Bicycling through the Loire, part 2
The next day we had an early start, catching the train to Saumur, a short 45 minute train ride away. The weather was not as nice in the morning but as the day went on it cleared up to be a sunny afternoon. Seriously, when you’re on a bicycle, you don’t want it to be TOO sunny now do you?
We headed through the vineyards of Saumur to our first stop of the day, Clos du Cristal. We had a wine tasting smack in the middle of the vineyards. An interesting note about Clos du Cristal is that their cabernet franc vines are planted against a wall with a hole about shoulder height.
A large section of the vineyard is a series of rows of these walls. Once the vines reach that height, the leaves and bunches of grapes all grow on the other side of the wall. The effect is that it looks like the vines are hiding from you on one side and the other side has grapes poking out of holes in the wall! This was done to keep the roots cool while still allowing the berries to get lots of sun. It seems to work as the cab franc was balanced with not too many vegetal notes coming through. Clos du Cristal is organic and they don’t use pesiticides as evidenced by the flocks of geese and chickens running around the vines.
We hopped on our bikes and headed to a restaurant carved out of the soft rocks, L’Helianthe. I forgot to mention earlier that the region is dotted by troglodyte caves. The caves were dug out of the rocks thousands of years ago and were later used (and still are) as caves for the wines. Nowadays, it has become fashionable to use the caves as second homes by the locals. Or, a restaurant in this case. Lunch was quite tasty and one of the highlights was a Coteaux du Layon.
Not far from the restaurant is Chateau de Targe. The chateau is in the Saumur Champigny region and they make both red and white wines. The winery and cellars are situated in the troglodyte caves as well as having an adjacent chateau. The wines were typical examples of Saumur, savoury, fresh and balanced with mineral notes coming through and soft, round tannins. The Cuvee Ferry 2009 made from old vines was concentrated and deep and dark with the tannins melting into the background. Another standout was the Quintessence 2010, a cracker of a wine, soft ripe red fruits, integrated oak and rounded tannins.

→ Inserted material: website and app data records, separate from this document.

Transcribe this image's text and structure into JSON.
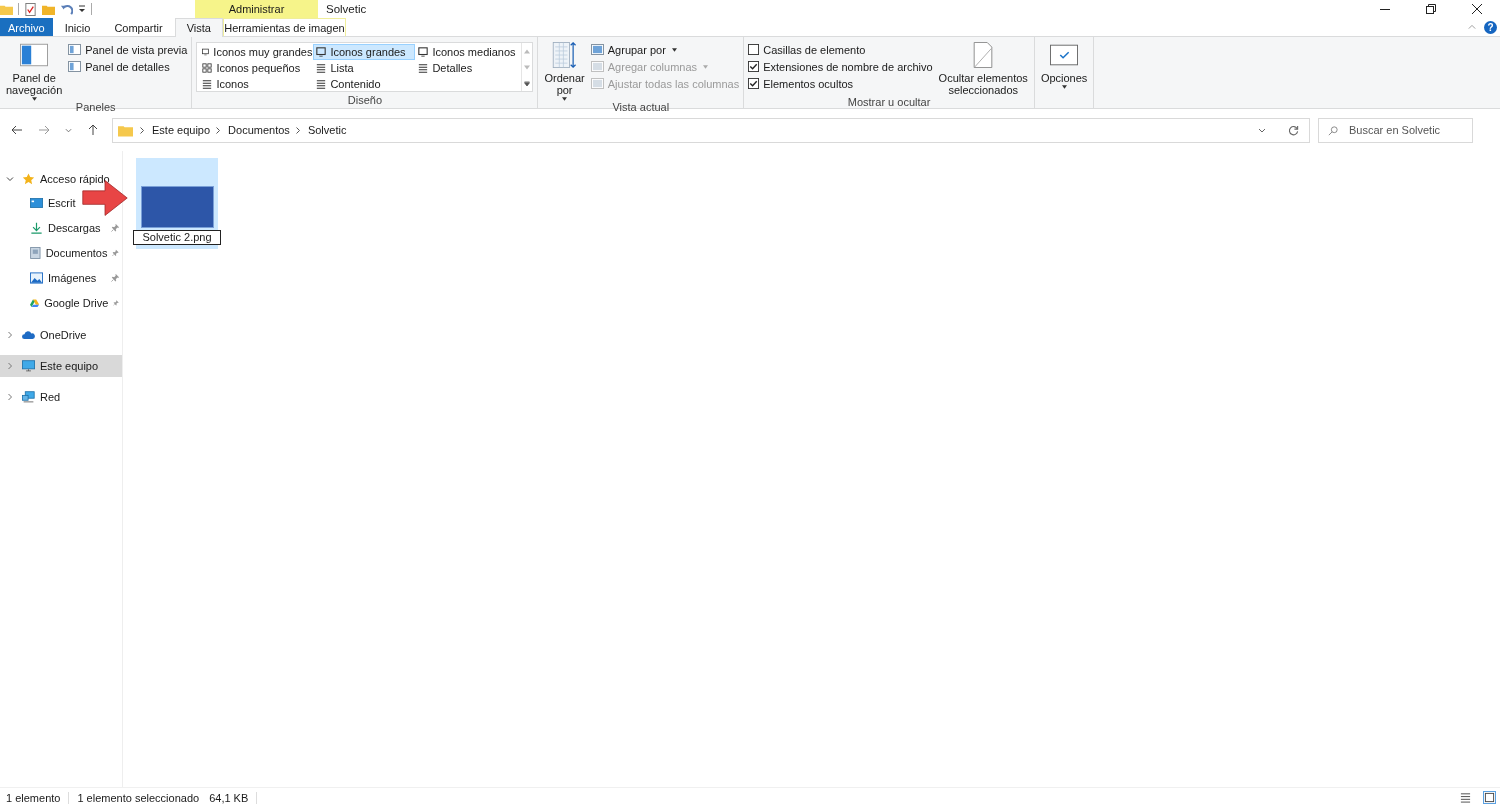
{
  "window": {
    "title": "Solvetic"
  },
  "contextual_tab": {
    "group": "Administrar",
    "label": "Herramientas de imagen",
    "selected": false
  },
  "help_button": {
    "label": "?"
  },
  "tabs": [
    {
      "label": "Archivo",
      "kind": "file",
      "selected": false
    },
    {
      "label": "Inicio",
      "kind": "tab",
      "selected": false
    },
    {
      "label": "Compartir",
      "kind": "tab",
      "selected": false
    },
    {
      "label": "Vista",
      "kind": "tab",
      "selected": true
    }
  ],
  "ribbon": {
    "groups": [
      {
        "label": "Paneles",
        "items": [
          {
            "kind": "large",
            "lines": [
              "Panel de",
              "navegación"
            ],
            "dropdown": true,
            "disabled": false
          },
          {
            "kind": "small",
            "label": "Panel de vista previa",
            "dropdown": false,
            "disabled": false
          },
          {
            "kind": "small",
            "label": "Panel de detalles",
            "dropdown": false,
            "disabled": false
          }
        ]
      },
      {
        "label": "Diseño",
        "items": [
          {
            "kind": "gallery",
            "options": [
              {
                "label": "Iconos muy grandes",
                "selected": false
              },
              {
                "label": "Iconos grandes",
                "selected": true
              },
              {
                "label": "Iconos medianos",
                "selected": false
              },
              {
                "label": "Iconos pequeños",
                "selected": false
              },
              {
                "label": "Lista",
                "selected": false
              },
              {
                "label": "Detalles",
                "selected": false
              },
              {
                "label": "Iconos",
                "selected": false
              },
              {
                "label": "Contenido",
                "selected": false
              }
            ]
          }
        ]
      },
      {
        "label": "Vista actual",
        "items": [
          {
            "kind": "large",
            "lines": [
              "Ordenar",
              "por"
            ],
            "dropdown": true,
            "disabled": false
          },
          {
            "kind": "small",
            "label": "Agrupar por",
            "dropdown": true,
            "disabled": false
          },
          {
            "kind": "small",
            "label": "Agregar columnas",
            "dropdown": true,
            "disabled": true
          },
          {
            "kind": "small",
            "label": "Ajustar todas las columnas",
            "dropdown": false,
            "disabled": true
          }
        ]
      },
      {
        "label": "Mostrar u ocultar",
        "items": [
          {
            "kind": "checkbox",
            "label": "Casillas de elemento",
            "checked": false
          },
          {
            "kind": "checkbox",
            "label": "Extensiones de nombre de archivo",
            "checked": true
          },
          {
            "kind": "checkbox",
            "label": "Elementos ocultos",
            "checked": true
          },
          {
            "kind": "large",
            "lines": [
              "Ocultar elementos",
              "seleccionados"
            ],
            "dropdown": false,
            "disabled": false
          }
        ]
      },
      {
        "items": [
          {
            "kind": "large",
            "lines": [
              "Opciones"
            ],
            "dropdown": true,
            "disabled": false
          }
        ]
      }
    ]
  },
  "address": {
    "path": [
      "Este equipo",
      "Documentos",
      "Solvetic"
    ]
  },
  "search": {
    "placeholder": "Buscar en Solvetic"
  },
  "navigation": [
    {
      "label": "Acceso rápido",
      "expanded": true,
      "selected": false,
      "children": [
        {
          "label": "Escrit",
          "selected": false
        },
        {
          "label": "Descargas",
          "pinned": true,
          "selected": false
        },
        {
          "label": "Documentos",
          "pinned": true,
          "selected": false
        },
        {
          "label": "Imágenes",
          "pinned": true,
          "selected": false
        },
        {
          "label": "Google Drive",
          "pinned": true,
          "selected": false
        }
      ]
    },
    {
      "label": "OneDrive",
      "expanded": false,
      "selected": false
    },
    {
      "label": "Este equipo",
      "expanded": false,
      "selected": true
    },
    {
      "label": "Red",
      "expanded": false,
      "selected": false
    }
  ],
  "files": [
    {
      "name": "Solvetic 2.png",
      "selected": true,
      "renaming": true
    }
  ],
  "status_bar": {
    "count": "1 elemento",
    "selection": "1 elemento seleccionado",
    "size": "64,1 KB"
  }
}
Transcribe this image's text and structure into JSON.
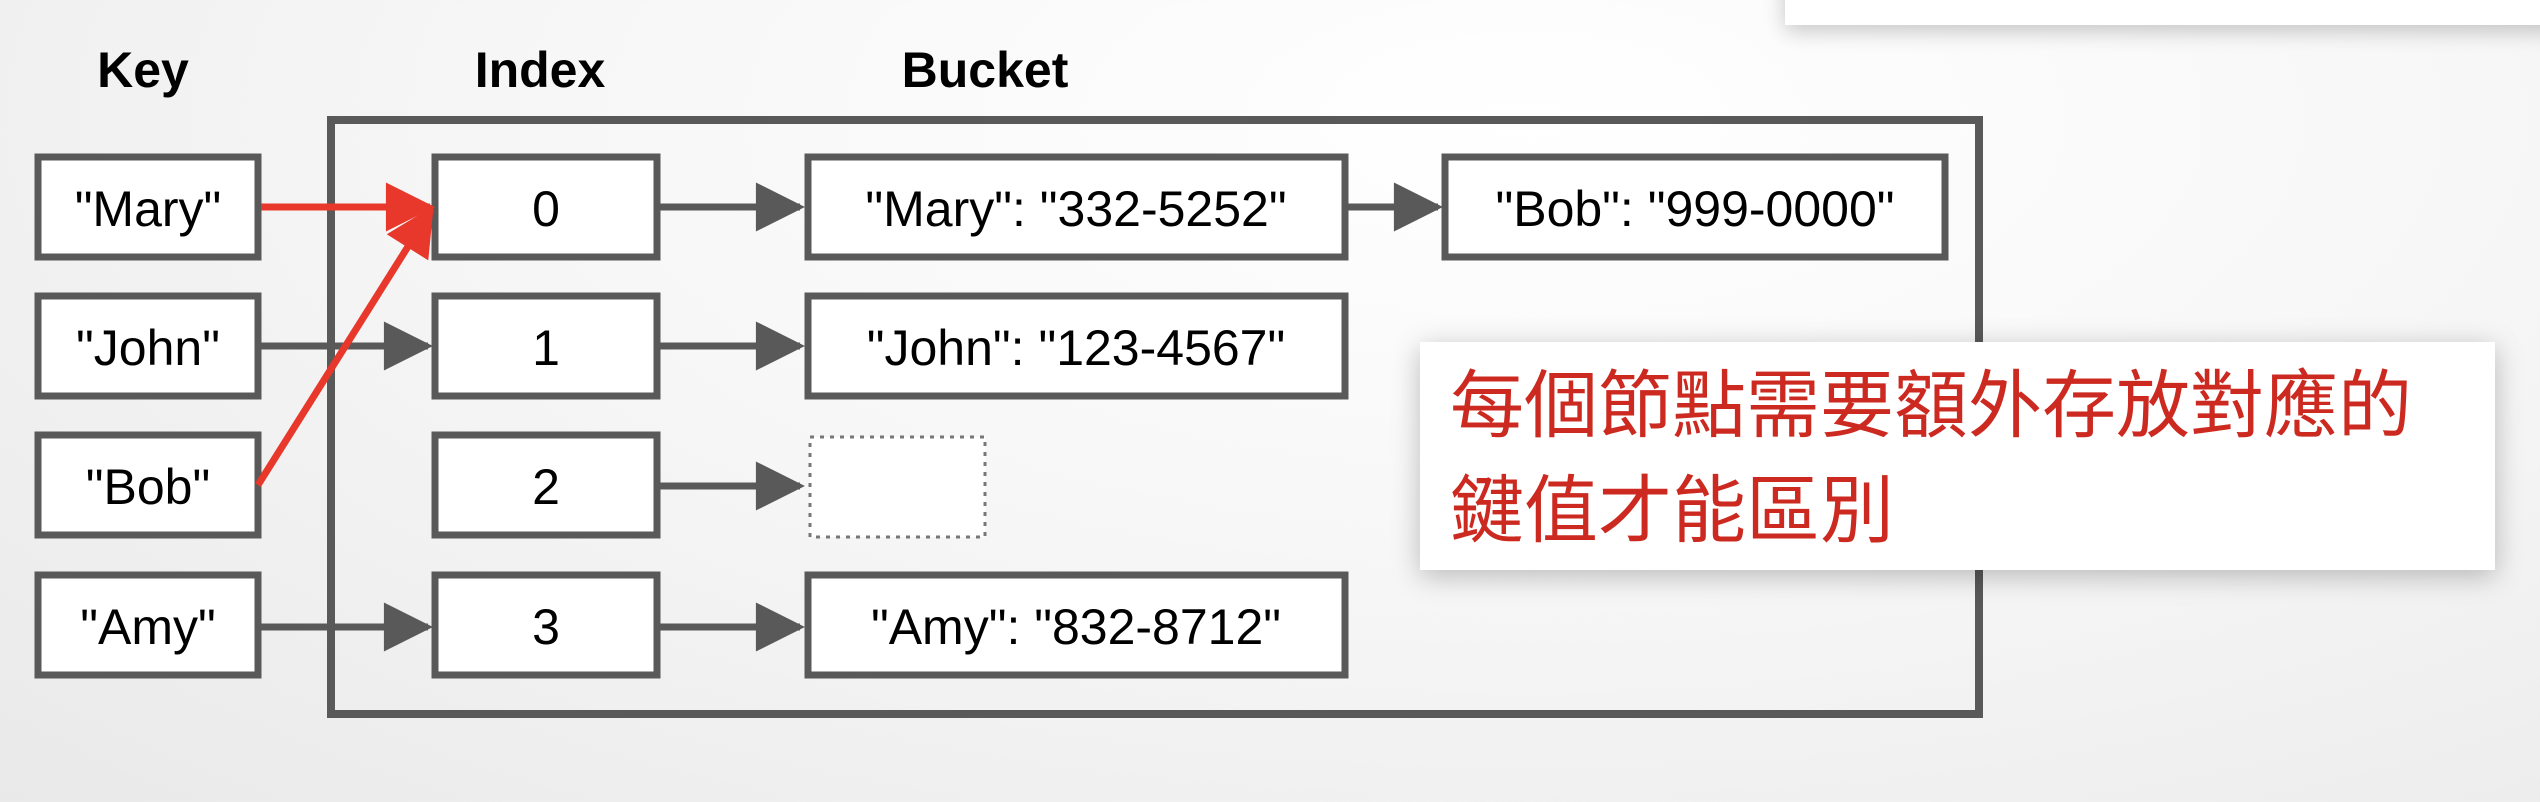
{
  "headers": {
    "key": "Key",
    "index": "Index",
    "bucket": "Bucket"
  },
  "keys": [
    "\"Mary\"",
    "\"John\"",
    "\"Bob\"",
    "\"Amy\""
  ],
  "indices": [
    "0",
    "1",
    "2",
    "3"
  ],
  "buckets": {
    "row0_first": "\"Mary\": \"332-5252\"",
    "row0_second": "\"Bob\": \"999-0000\"",
    "row1": "\"John\": \"123-4567\"",
    "row3": "\"Amy\": \"832-8712\""
  },
  "note": "每個節點需要額外存放對應的鍵值才能區別",
  "colors": {
    "outline": "#595959",
    "highlight": "#e8372b",
    "note_text": "#cc2a21"
  }
}
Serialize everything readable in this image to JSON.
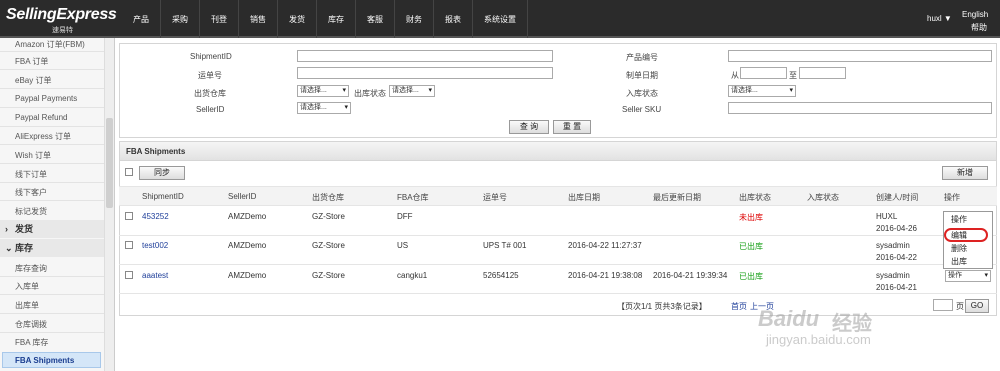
{
  "app": {
    "logo": "SellingExpress",
    "logo_sub": "速易特",
    "user": "huxl ▼",
    "lang": "English",
    "help": "帮助"
  },
  "nav": [
    "产品",
    "采购",
    "刊登",
    "销售",
    "发货",
    "库存",
    "客服",
    "财务",
    "报表",
    "系统设置"
  ],
  "sidebar": {
    "items_top": [
      "Amazon 订单(FBM)",
      "FBA 订单",
      "eBay 订单",
      "Paypal Payments",
      "Paypal Refund",
      "AliExpress 订单",
      "Wish 订单",
      "线下订单",
      "线下客户",
      "标记发货"
    ],
    "group_ship": {
      "arrow": "›",
      "label": "发货"
    },
    "group_inventory": {
      "arrow": "⌄",
      "label": "库存"
    },
    "items_inv": [
      "库存查询",
      "入库单",
      "出库单",
      "仓库调拨",
      "FBA 库存",
      "FBA Shipments"
    ]
  },
  "search": {
    "shipment_id": "ShipmentID",
    "tracking_no": "运单号",
    "out_warehouse": "出货仓库",
    "out_status": "出库状态",
    "seller_id": "SellerID",
    "product_code": "产品编号",
    "create_date": "制单日期",
    "from": "从",
    "to": "至",
    "in_status": "入库状态",
    "seller_sku": "Seller SKU",
    "select_placeholder": "请选择...",
    "query_btn": "查 询",
    "reset_btn": "重 置"
  },
  "list": {
    "title": "FBA Shipments",
    "sync_btn": "同步",
    "new_btn": "新增",
    "columns": [
      "ShipmentID",
      "SellerID",
      "出货仓库",
      "FBA仓库",
      "运单号",
      "出库日期",
      "最后更新日期",
      "出库状态",
      "入库状态",
      "创建人/时间",
      "操作"
    ],
    "rows": [
      {
        "shipment_id": "453252",
        "seller_id": "AMZDemo",
        "warehouse": "GZ-Store",
        "fba_warehouse": "DFF",
        "tracking": "",
        "out_date": "",
        "updated": "",
        "out_status": "未出库",
        "in_status": "",
        "creator": "HUXL",
        "created": "2016-04-26"
      },
      {
        "shipment_id": "test002",
        "seller_id": "AMZDemo",
        "warehouse": "GZ-Store",
        "fba_warehouse": "US",
        "tracking": "UPS T# 001",
        "out_date": "2016-04-22 11:27:37",
        "updated": "",
        "out_status": "已出库",
        "in_status": "",
        "creator": "sysadmin",
        "created": "2016-04-22"
      },
      {
        "shipment_id": "aaatest",
        "seller_id": "AMZDemo",
        "warehouse": "GZ-Store",
        "fba_warehouse": "cangku1",
        "tracking": "52654125",
        "out_date": "2016-04-21 19:38:08",
        "updated": "2016-04-21 19:39:34",
        "out_status": "已出库",
        "in_status": "",
        "creator": "sysadmin",
        "created": "2016-04-21"
      }
    ],
    "action_menu": {
      "title": "操作",
      "items": [
        "编辑",
        "删除",
        "出库"
      ],
      "select": "操作"
    },
    "pager": {
      "info": "【页次1/1   页共3条记录】",
      "first": "首页",
      "prev": "上一页",
      "page_suffix": "页",
      "go": "GO"
    }
  },
  "watermark": {
    "brand": "Baidu",
    "text": "经验",
    "url": "jingyan.baidu.com"
  }
}
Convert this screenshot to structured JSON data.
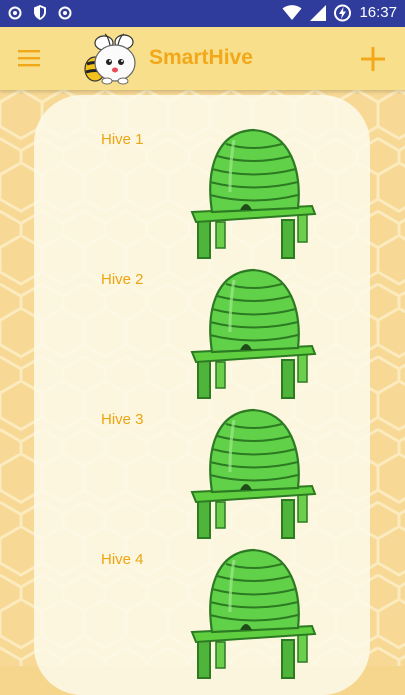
{
  "status_bar": {
    "time": "16:37",
    "left_icons": [
      "target-notification-icon",
      "shield-icon",
      "target-notification-icon"
    ],
    "right_icons": [
      "wifi-icon",
      "signal-icon",
      "battery-charging-icon"
    ]
  },
  "app_bar": {
    "title": "SmartHive",
    "menu_icon": "hamburger-menu-icon",
    "logo": "bee-logo",
    "action_icon": "plus-icon"
  },
  "hives": [
    {
      "label": "Hive 1"
    },
    {
      "label": "Hive 2"
    },
    {
      "label": "Hive 3"
    },
    {
      "label": "Hive 4"
    }
  ],
  "colors": {
    "status_bar": "#2f3c9b",
    "app_bar": "#f8df8c",
    "accent": "#f2a818",
    "hive_green": "#5fcf3f",
    "honeycomb": "#f6d58c"
  }
}
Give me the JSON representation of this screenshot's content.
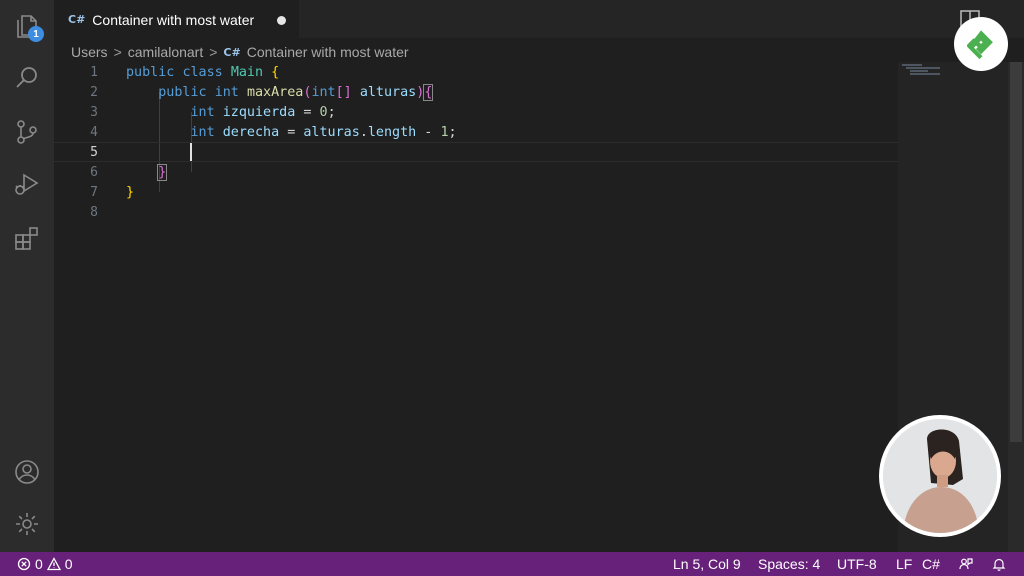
{
  "activity_bar": {
    "explorer_badge": "1",
    "icons": [
      "files-icon",
      "search-icon",
      "source-control-icon",
      "run-debug-icon",
      "extensions-icon",
      "account-icon",
      "settings-gear-icon"
    ]
  },
  "tab": {
    "file_type_glyph": "C#",
    "title": "Container with most water"
  },
  "breadcrumb": {
    "segments": [
      "Users",
      "camilalonart"
    ],
    "separator": ">",
    "file_glyph": "C#",
    "file": "Container with most water"
  },
  "editor": {
    "line_numbers": [
      "1",
      "2",
      "3",
      "4",
      "5",
      "6",
      "7",
      "8"
    ],
    "active_line": "5"
  },
  "status_bar": {
    "errors": "0",
    "warnings": "0",
    "position": "Ln 5, Col 9",
    "spaces": "Spaces: 4",
    "encoding": "UTF-8",
    "eol": "LF",
    "language": "C#"
  },
  "colors": {
    "status_bar": "#68217a",
    "keyword": "#569cd6",
    "class_name": "#4ec9b0",
    "function_name": "#dcdcaa",
    "variable": "#9cdcfe",
    "number": "#b5cea8",
    "badge": "#3d8ee0",
    "logo_green": "#4caf50"
  }
}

After that we headed to Langlois-Chateau winery. The winery actually gets its name from a marriage of two families, the Langlois’ and the Chateau’s. This was the most commercial of the wineries, owned by the Champagne house, Bollinger. Although they are owned by the French house, they still make their wine in their own style. The winery gives daily tours and is very well organized, one of the more organized outfits around. After the tour we had a tasting of their range, including their still wines as well as their sparklings. They make excellent cremant de Loire’s and retailing at around the £12 – £15 range, are good value here in the UK.
We bicycled back into town and checked into the Hotel Anne d’Anjou. A beautiful hotel at the foot of the turreted Chateau de Saumur. The hotel faces the river and the garden in the rear is overlooked by the towers of the Chateau. Dinner that evening was at the L’Orangeriea, a restaurant right next to the chateau with spectacular views of the river below. We sampled various cabernet francs at dinner all of which were quite savoury but balanced with good fruit showing in the wine.
It was full moon our last night in the Loire and what a lovely early summer’s night it was! As I was going to the train station the next day, Alex, our chaperone speculated that maybe the trip should have included one more day, I heartily agree. It was such a shame we had to go back to reality, I could have stayed another day or two in the lovely Loire Valley.
A big thanks to Vins de Loire for arranging the trip as well as the many generous wineries who opened their doors to us.